© Athena
The masked wagtail has attracted birdwatchers from all over Britain
Birdwatchers from all over Britain have turned up in a tiny Welsh village to see the first recorded visit of a masked wagtail.

The species is normally found in Kazakhstan, Iran and Afghanistan but may have been brought here by the icy temperatures.

It was spotted on the roof of a semi-detached house in Camrose, Pembrokeshire, but local birdwatchers were unable to identify it.

An expert arrived and the bird was confirmed as the masked wagtail which has never been seen before in the British Isles.

More than 40 twitchers drove through the night and slept in their cars to get the first glimpse of the bird seen flying between chimney pots in the village.


Police were called because so many visitors turned up in the village, blocking country lanes and disturbing locals.
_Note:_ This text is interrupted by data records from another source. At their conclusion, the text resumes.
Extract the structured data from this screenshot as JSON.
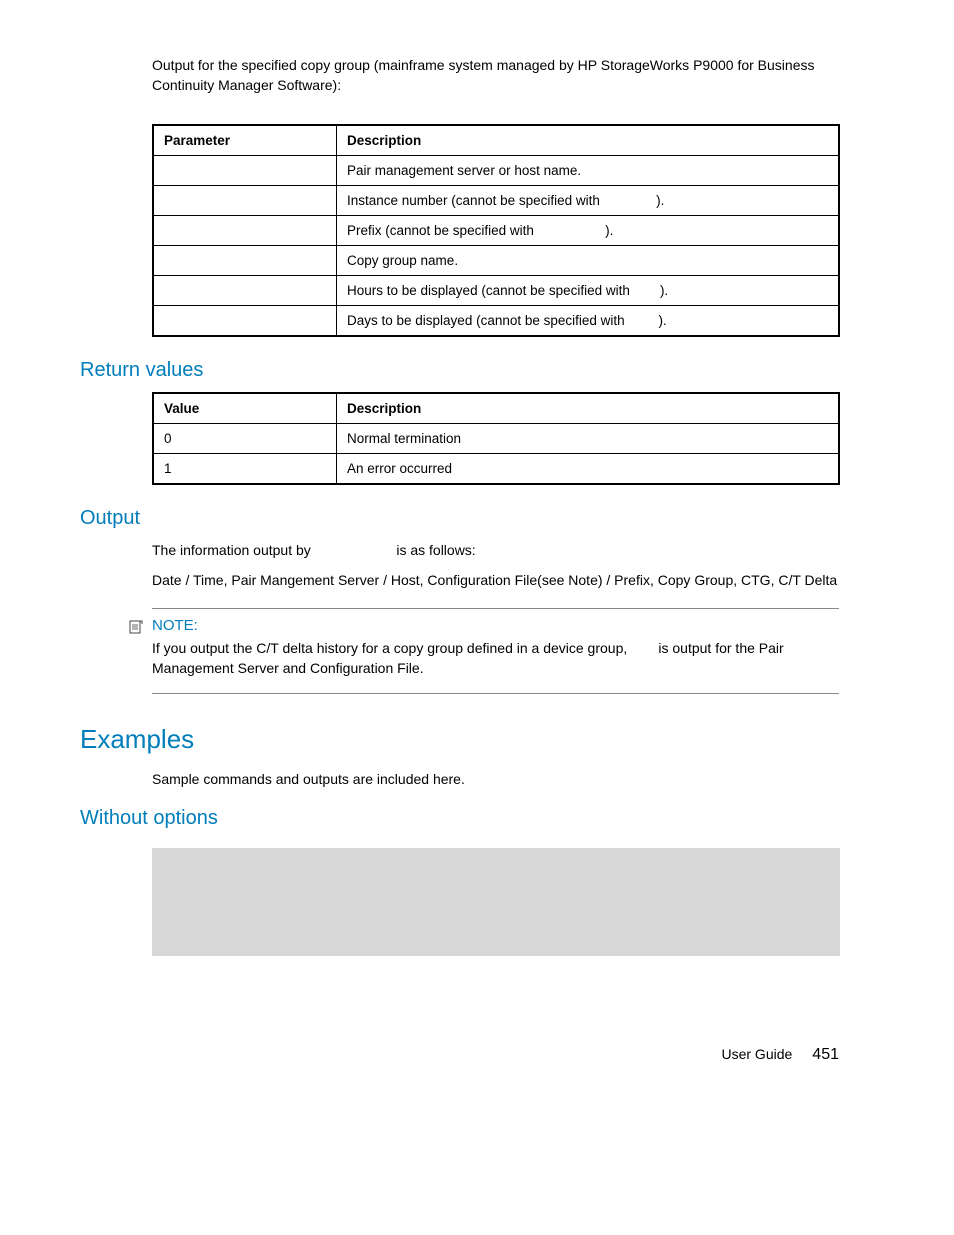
{
  "intro_text": "Output for the specified copy group (mainframe system managed by HP StorageWorks P9000 for Business Continuity Manager Software):",
  "table1": {
    "headers": [
      "Parameter",
      "Description"
    ],
    "rows": [
      {
        "param": "",
        "desc": "Pair management server or host name."
      },
      {
        "param": "",
        "desc_a": "Instance number (cannot be specified with ",
        "desc_b": ")."
      },
      {
        "param": "",
        "desc_a": "Prefix (cannot be specified with ",
        "desc_b": ")."
      },
      {
        "param": "",
        "desc": "Copy group name."
      },
      {
        "param": "",
        "desc_a": "Hours to be displayed (cannot be specified with ",
        "desc_b": ")."
      },
      {
        "param": "",
        "desc_a": "Days to be displayed (cannot be specified with ",
        "desc_b": ")."
      }
    ]
  },
  "return_values": {
    "title": "Return values",
    "headers": [
      "Value",
      "Description"
    ],
    "rows": [
      {
        "value": "0",
        "desc": "Normal termination"
      },
      {
        "value": "1",
        "desc": "An error occurred"
      }
    ]
  },
  "output": {
    "title": "Output",
    "line1_a": "The information output by ",
    "line1_b": " is as follows:",
    "line2": "Date / Time, Pair Mangement Server / Host, Configuration File(see Note) / Prefix, Copy Group, CTG, C/T Delta"
  },
  "note": {
    "title": "NOTE:",
    "body_a": "If you output the C/T delta history for a copy group defined in a device group, ",
    "body_b": " is output for the Pair Management Server and Configuration File."
  },
  "examples": {
    "title": "Examples",
    "intro": "Sample commands and outputs are included here."
  },
  "without_options": {
    "title": "Without options"
  },
  "footer": {
    "label": "User Guide",
    "page": "451"
  }
}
But most locals welcomed the birdwatchers, even making them cups of tea as they kept watch on the bird with binoculars and cameras.

One twitcher, a man from Derbyshire, said: "This is as exciting as it gets - this little bird has never been seen on our shores before.

"If it sticks around until the weekend there will be hundreds of people here to see it."

Another birdwatcher, freelance proofreader, Julian Thomas, 51, who drove from Somerset, described the rarity as a "smart looking bird".

He said: "It's a sub-species of our dear old pied wagtail. Birdwatchers will want to see it in case it is declared a separate species some time in the future.

"I would expect a few hundred here by the weekend and the signs are that it will stick around.

The locals have been very kind and we prominent to make a nuisance of ourselves."

The Rare Birds Alert website entry for says: "The highlight of the day was the discovery of Britain's first masked wagtail on a roof in Camrose, Pembrokeshire.

"The Asian form of the White wagtail has occurred as a vagrant in Norway twice and Sweden so the occurrence in Britain was on the cards."

© Athena
The masked wagtail normally lives in Afghanistan
Dyfed-Powys Police confirmed they were called to the village after locals reported seeing dozens of cars parked on the roadside.

Officers went to investigate and discovered a small army of twitchers who had driven from as far away as Norfolk and Kent.

Dan Morgan, 19, who works at Camrose Stores, in the village said: "There's a great deal of excitement now that it's a confirmed sighting.

"We are thinking about setting up a tea and coffee stall down there - it could be a busy few days."